Please confirm topic selection

Are you sure you want to trigger topic in your Anconeus AI algorithm?

Please confirm action

You are done for today with this topic.

Would you like to start learning session with this topic items scheduled for future?

Review Question - QID 108772

In scope icon M 2 C
QID 108772 (Type "108772" in App Search)
A 52-year-old female presents to her primary care physician complaining of fever, chills, and night sweats. She says that these symptoms have been present for several months but appear to be getting worse. Her past medical history is significant for mild hypertension and pre-diabetes. She has otherwise been healthy and does not currently take any medications. Physical examination reveals supraclavicular lymphadenopathy. A lymph node biopsy is performed and the result is shown in Figure A. Which of the following cell surface markers is most likely found on the prominent abnormal cell seen in the figure?
  • A

CD3

4%

12/327

CD4

7%

23/327

CD8

8%

25/327

CD16

9%

29/327

CD30

71%

231/327

  • A

Select Answer to see Preferred Response

bookmode logo Review TC In New Tab

The most likely diagnosis in this patient is Hodgkin lymphoma. The biopsy demonstrates a Reed-Sternberg cell, a classic finding in Hodgkin lymphoma that is CD15+ and CD30+.

In this patient with systemic symptoms and lymphadenopathy, lymphoma should be high on the differential diagnosis. The presence of a Reed-Sternberg cell on histology further suggests that this patient likely has Hodgkin lymphoma. Hodgkin lymphoma is a neoplasm of large B cells (Reed-Sternberg cells) that are CD15+ and CD30+. These cells secrete pro-inflammatory cytokines and create a large inflammatory cell infiltrate. Clinically, Hodgkin lymphoma presents with classic “B symptoms” like unexplained fever, chills, night sweats, and weight loss. The prognosis of Hodgkin lymphoma is determined by the lymphocyte:Reed-Sternberg cell ratio – the more lymphocytes present per Reed-Sternberg cell, the better the prognosis.

Figure A demonstrates the classic histologic appearance of Hodgkin lymphoma. Note the presence of the large Reed-Sternberg cell with “owl-eyed” nuclei in a background of inflammatory cells.

Incorrect Answers:
Answer 1: CD3 is a T-cell-specific marker that is part of the T-cell receptor complex. It is not found on B-cells.

Answer 2: CD4 is a T-cell-specific marker that serves as a co-receptor for the T-cell receptor by binding to the class II major histocompatibility complex (MHC) molecule. It is found exclusively on helper T cells and is not found on B-cells.

Answer 3: CD8 is a T-cell-specific marker that serves as a co-receptor for the T-cell receptor by binding to the class I major histocompatibility complex (MHC) molecule.
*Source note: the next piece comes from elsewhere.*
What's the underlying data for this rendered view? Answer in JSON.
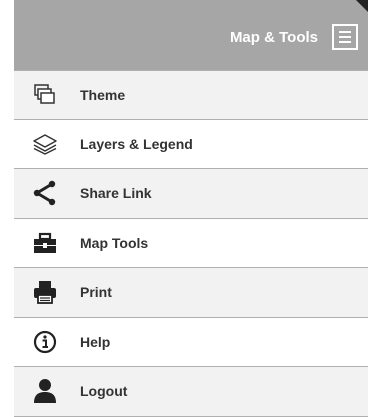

It is found exclusively on cytotoxic T-cells and is not found on B-cells.

Answer 4: CD16 is a low-affinity Fc receptor found on the surface of natural killer (NK) cells. Binding of CD16 to the Fc portion of IgG antibodies activates NK cell antibody-dependent cell-mediated cytotoxicity. CD16 is not found on B-cells.

Bullet Summary:
Hodgkin lymphoma is a B-cell neoplasm that is characterized by CD15+/CD30+ Reed-Sternberg cells and presents with "B symptoms" such as fever, chills, and night sweats.

Authors
Rating
Please Rate Question Quality

4.6

  • star icon star icon star icon
  • star icon star icon star icon
  • star icon star icon star icon
  • star icon star icon star icon
  • star icon star icon star icon

(10)

Attach Treatment Poll
Treatment poll is required to gain more useful feedback from members.
Please enter Question Text
Please enter at least 2 unique options
Please enter at least 2 unique options
Please enter at least 2 unique options